Vincent Kuitenbrouwer works as a senior lecturer in the History of International Relations at the University of Amsterdam and in addition he coordinates a project on Dutch media during the Second World War for the Netherlands Institute for Sound & Vision in Hilversum (Mediaoorlog). His research mainly focuses on the history of international radio broadcasting. Recent publications include co-edited special issues of Media History and TMG: Journal for Media History.

Pekka Salosaari has been working for the Finnish Broadcasting Company Yle Archives for more than twenty years and is currently Audio Collections Manager. Salosaari studied ethnomusicology, information science and mass communication at the University of Tampere. His thesis ‘MUSIR: A Retrieval Model for Music’ presented n-gram representations for music retrieval and was accepted by the Department of Information Studies. At international conferences he has delivered talks on audio digitisation, obsolete audio formats, archiving and Finnish radio history.

Gerelateerde programma’s
25 05 23
Cold War Camera

From Kabul to Kyiv and beyond, photography plays a prominent role in mediating the global Cold War and its protracted afterlife. This public event explores the visual culture of the global Cold War and features Pippa Oldfield, who will moderate a dialogue with Thy Phu and Erina Duganne, the editors of the new book, Cold War Camera, award-winning photographer Susan Meiselas, and historian and photographer Tong Lam.

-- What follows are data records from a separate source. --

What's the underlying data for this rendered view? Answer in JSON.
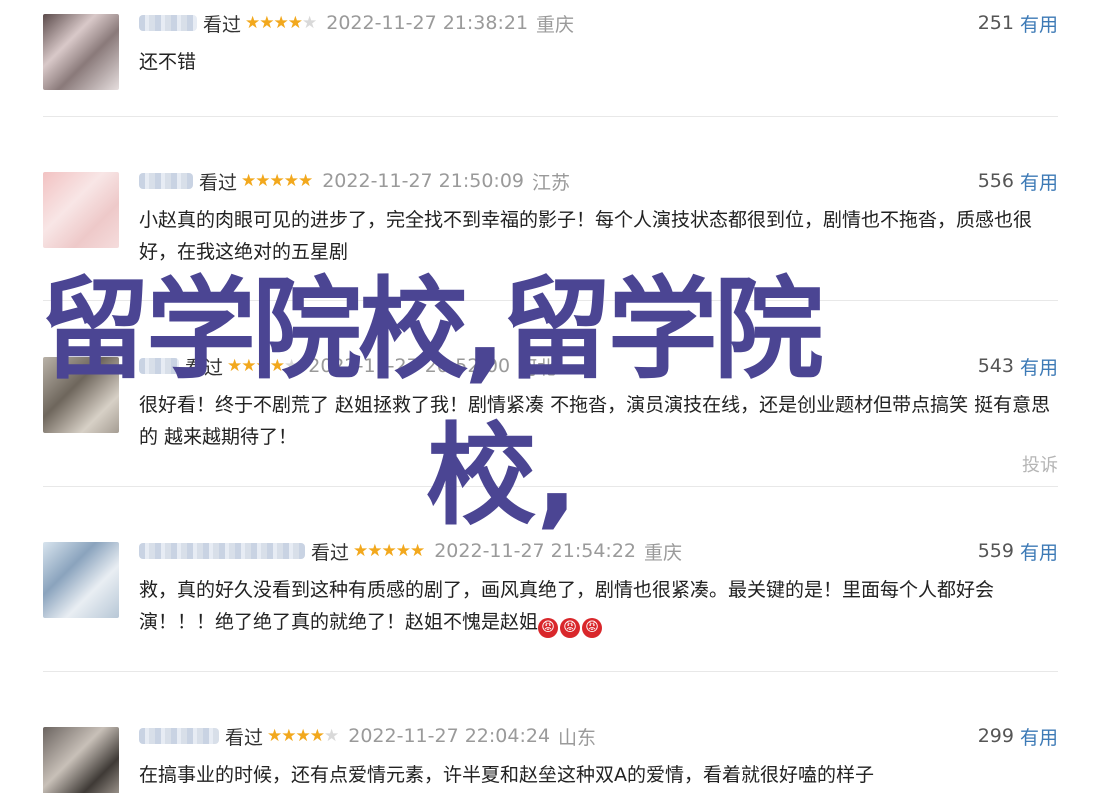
{
  "comments": [
    {
      "status": "看过",
      "stars": "★★★★",
      "stars_off": "★",
      "time": "2022-11-27 21:38:21",
      "location": "重庆",
      "votes": "251",
      "useful_label": "有用",
      "text": "还不错"
    },
    {
      "status": "看过",
      "stars": "★★★★★",
      "stars_off": "",
      "time": "2022-11-27 21:50:09",
      "location": "江苏",
      "votes": "556",
      "useful_label": "有用",
      "text": "小赵真的肉眼可见的进步了，完全找不到幸福的影子！每个人演技状态都很到位，剧情也不拖沓，质感也很好，在我这绝对的五星剧"
    },
    {
      "status": "看过",
      "stars": "★★★★",
      "stars_off": "★",
      "time": "2022-11-27 20:52:00",
      "location": "河北",
      "votes": "543",
      "useful_label": "有用",
      "text": "很好看！终于不剧荒了 赵姐拯救了我！剧情紧凑 不拖沓，演员演技在线，还是创业题材但带点搞笑 挺有意思的 越来越期待了！",
      "report": "投诉"
    },
    {
      "status": "看过",
      "stars": "★★★★★",
      "stars_off": "",
      "time": "2022-11-27 21:54:22",
      "location": "重庆",
      "votes": "559",
      "useful_label": "有用",
      "text": "救，真的好久没看到这种有质感的剧了，画风真绝了，剧情也很紧凑。最关键的是！里面每个人都好会演！！！绝了绝了真的就绝了！赵姐不愧是赵姐"
    },
    {
      "status": "看过",
      "stars": "★★★★",
      "stars_off": "★",
      "time": "2022-11-27 22:04:24",
      "location": "山东",
      "votes": "299",
      "useful_label": "有用",
      "text": "在搞事业的时候，还有点爱情元素，许半夏和赵垒这种双A的爱情，看着就很好嗑的样子"
    }
  ],
  "emoji_icon": "angry-face-icon",
  "emoji_glyph": "😡",
  "watermark": {
    "line1": "留学院校,留学院",
    "line2": "校,"
  },
  "colors": {
    "star": "#f2a81d",
    "useful": "#3d7ab6",
    "watermark": "#4b4593"
  }
}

Donderdag 25 mei 2023 17:00 uur
09 03 23
Hybrid Tactics in the Crisis Era
In-Between Media

The Covid pandemic has catalyzed experimental approaches to hybrid cultural programming and togetherness, mixing online, offline, and everything in-between. How can we translate the lessons learned into ways of dealing with post-pandemic urgencies? Can we use hybrid tactics in response to violent displacement, physical impairments, and the war in Ukraine? What kind of tactical media can exist within these (new) digital spaces, and which potential for resistance do they have? Data and information used as a tool for power might not be new, but some of the strategies being looked at in this conference—hopefully—are.

Donderdag 9 mrt 2023 10:00 uur
23 06 23
Hoe een Nederlandse bergnaam in Suriname ons koloniaal bewustzijn verandert
De Toemoek Hoemak Expeditie

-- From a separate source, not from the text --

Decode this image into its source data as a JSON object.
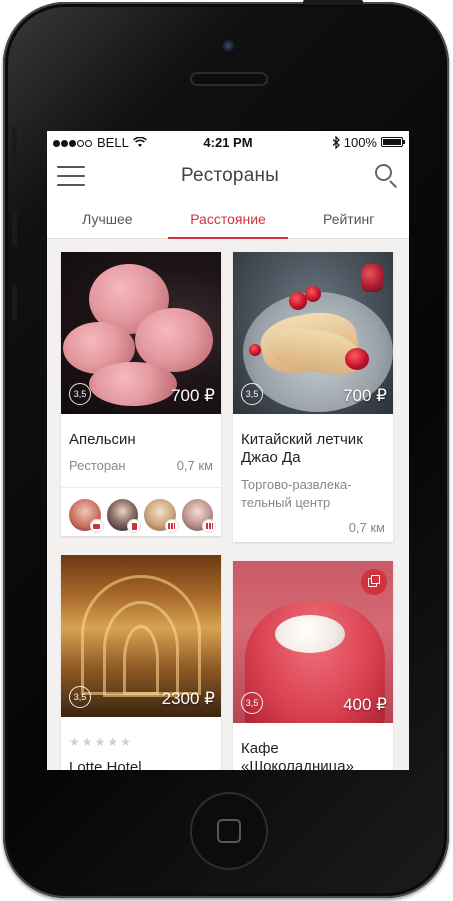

In de documentaire De Toemoek Hoemak Expeditie verdiept Freek de Goeje zich in de gelijknamige expeditie in Suriname van 1907. Hij loopt in de voetsporen van cartograaf en antropoloog Claudius de Goeje, die een deel van Suriname in kaart bracht. Hij legde ook de eerste contacten met de inheemse bewoners (Wayana’s) en vernoemde een gebergte naar zichzelf (het De Goejegebergte). Honderd jaar later legt Freek de expeditie-route opnieuw af naar het Wayana-volk, waarvan het bestaan en de cultuur bedreigd worden door illegale goudmijnen en razendsnelle ontbossing. Tijdens dit programma, georganiseerd in samenwerking met het Allard Pierson en de tentoonstelling ‘Open Kaart’, gaat De Goeje met anderen in debat over zijn film.

Vrijdag 23 jun 2023 20:00 uur